Last month, a number of staff and directors from our partner museum attended a Tinkering Workshop at the Exploratorium in San Francisco. It was a week filled with exploration, playing, experimenting, observing and learning.
From the Exploratorium’s Tinkering website:
“Many great inventors like Thomas Edison, Stephen Jobs and Art Fry, the inventor of the post-it note, as well as educators such John Dewey have noted the great value of open-ended exploration. Tinkering, focused activity with the right materials in the right environment, can lead to great new inventions, but more importantly builds self-confidence, critical thinking skills, and crucial attitudes that scaffold people’s interest in science, technology, engineering, and math. It teaches students and families that they too can create new inventions, that they can dream new things, then actually build them, can ask bold questions and answer them through focused exploration.”
The Network is partnering with the Exploratorium to bring to each member’s community a permanent Tinkering exhibit in 2012. These exhibits will offer visitors opportunities to tinker themselves, and discover their inner inventors and scientists.
One of our favorite activities was Automata.

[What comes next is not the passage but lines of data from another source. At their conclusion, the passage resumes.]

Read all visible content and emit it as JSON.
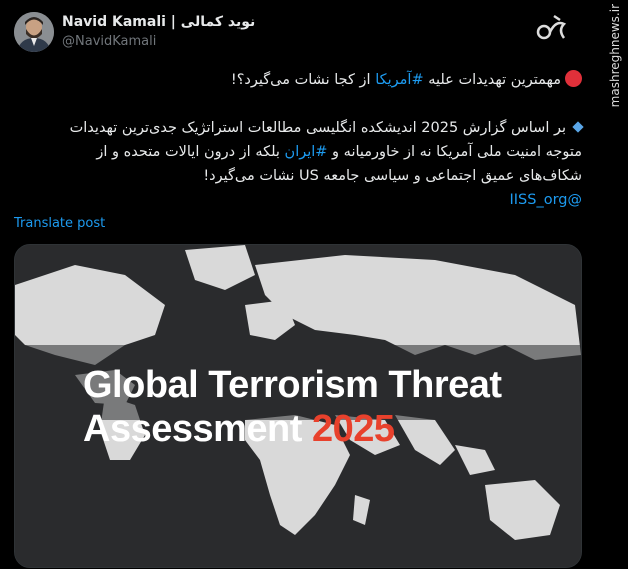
{
  "author": {
    "display_name": "Navid Kamali | نوید کمالی",
    "handle": "@NavidKamali"
  },
  "watermark": "mashreghnews.ir",
  "tweet": {
    "line1_prefix": "مهمترین تهدیدات علیه ",
    "line1_hashtag": "#آمریکا",
    "line1_suffix": " از کجا نشات می‌گیرد؟!",
    "para2_part1": "بر اساس گزارش 2025 اندیشکده انگلیسی مطالعات استراتژیک جدی‌ترین تهدیدات متوجه امنیت ملی آمریکا نه از خاورمیانه و ",
    "para2_hashtag": "#ایران",
    "para2_part2": " بلکه از درون ایالات متحده و از شکاف‌های عمیق اجتماعی و سیاسی جامعه US نشات می‌گیرد!",
    "mention": "@IISS_org"
  },
  "translate_label": "Translate post",
  "card": {
    "title_line1": "Global Terrorism Threat",
    "title_line2_prefix": "Assessment ",
    "title_year": "2025"
  },
  "colors": {
    "link": "#1d9bf0",
    "accent_red": "#e8412c",
    "background": "#000000"
  },
  "icons": [
    "avatar",
    "brand-logo-icon",
    "red-circle-icon",
    "blue-diamond-icon"
  ]
}
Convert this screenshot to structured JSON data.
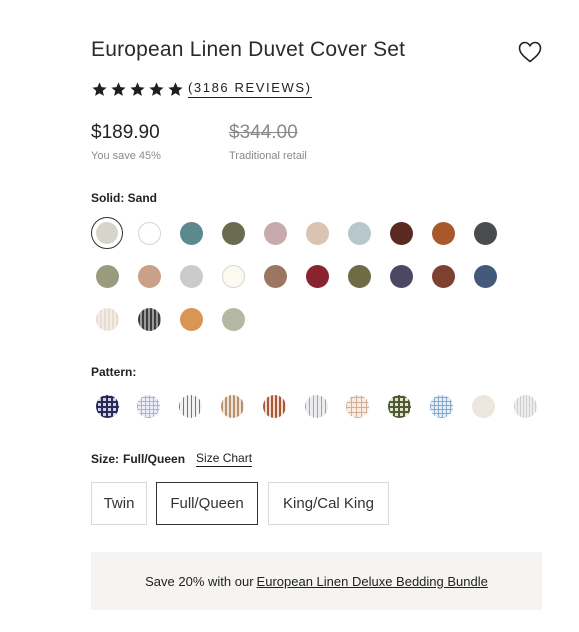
{
  "product": {
    "title": "European Linen Duvet Cover Set",
    "rating_stars": 5,
    "reviews_label": "(3186 REVIEWS)"
  },
  "pricing": {
    "current": "$189.90",
    "savings": "You save 45%",
    "original": "$344.00",
    "original_note": "Traditional retail"
  },
  "solid": {
    "label": "Solid:",
    "selected": "Sand",
    "swatches": [
      {
        "name": "sand",
        "color": "#d7d4cb",
        "selected": true
      },
      {
        "name": "white",
        "color": "#ffffff",
        "outline": true
      },
      {
        "name": "teal",
        "color": "#5b8a8c"
      },
      {
        "name": "olive",
        "color": "#6b6b50"
      },
      {
        "name": "mauve",
        "color": "#c9aaac"
      },
      {
        "name": "blush",
        "color": "#d9c4b1"
      },
      {
        "name": "mist-blue",
        "color": "#b7c7cb"
      },
      {
        "name": "chocolate",
        "color": "#5a2a20"
      },
      {
        "name": "rust",
        "color": "#a8582b"
      },
      {
        "name": "charcoal",
        "color": "#4a4b4c"
      },
      {
        "name": "sage",
        "color": "#9a9a7f"
      },
      {
        "name": "terracotta-light",
        "color": "#c9a188"
      },
      {
        "name": "light-grey",
        "color": "#cbcbcb"
      },
      {
        "name": "ivory",
        "color": "#fcfaee",
        "outline": true
      },
      {
        "name": "clay",
        "color": "#9a7663"
      },
      {
        "name": "crimson",
        "color": "#8a2330"
      },
      {
        "name": "moss",
        "color": "#6f6b45"
      },
      {
        "name": "navy-plum",
        "color": "#4a4863"
      },
      {
        "name": "sienna",
        "color": "#7e4030"
      },
      {
        "name": "denim",
        "color": "#43597a"
      },
      {
        "name": "oat",
        "color": "#e8ddd1"
      },
      {
        "name": "grey-stripe",
        "color": "#5d5d5d"
      },
      {
        "name": "apricot",
        "color": "#d99555"
      },
      {
        "name": "eucalyptus",
        "color": "#b4b7a4"
      }
    ]
  },
  "pattern": {
    "label": "Pattern:",
    "swatches": [
      {
        "name": "navy-gingham",
        "color": "#27295a"
      },
      {
        "name": "lavender-check",
        "color": "#b8b9d8"
      },
      {
        "name": "grey-stripe",
        "color": "#9a9a9a"
      },
      {
        "name": "tan-stripe",
        "color": "#c9a98a"
      },
      {
        "name": "rust-stripe",
        "color": "#b66a48"
      },
      {
        "name": "silver-stripe",
        "color": "#b9b9bd"
      },
      {
        "name": "blush-check",
        "color": "#ddc2ab"
      },
      {
        "name": "green-check",
        "color": "#6c7650"
      },
      {
        "name": "sky-check",
        "color": "#a8bfd6"
      },
      {
        "name": "linen-plain",
        "color": "#ece6dc"
      },
      {
        "name": "pale-grey-stripe",
        "color": "#d8d8da"
      }
    ]
  },
  "size": {
    "label": "Size:",
    "selected": "Full/Queen",
    "chart_link": "Size Chart",
    "options": [
      "Twin",
      "Full/Queen",
      "King/Cal King"
    ]
  },
  "bundle": {
    "text": "Save 20% with our",
    "link": "European Linen Deluxe Bedding Bundle"
  }
}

Check out the Exploratorium website to learn more, but first check out this video of Lenore Shoults, from Arkansas State University Museum, and her Automata creation: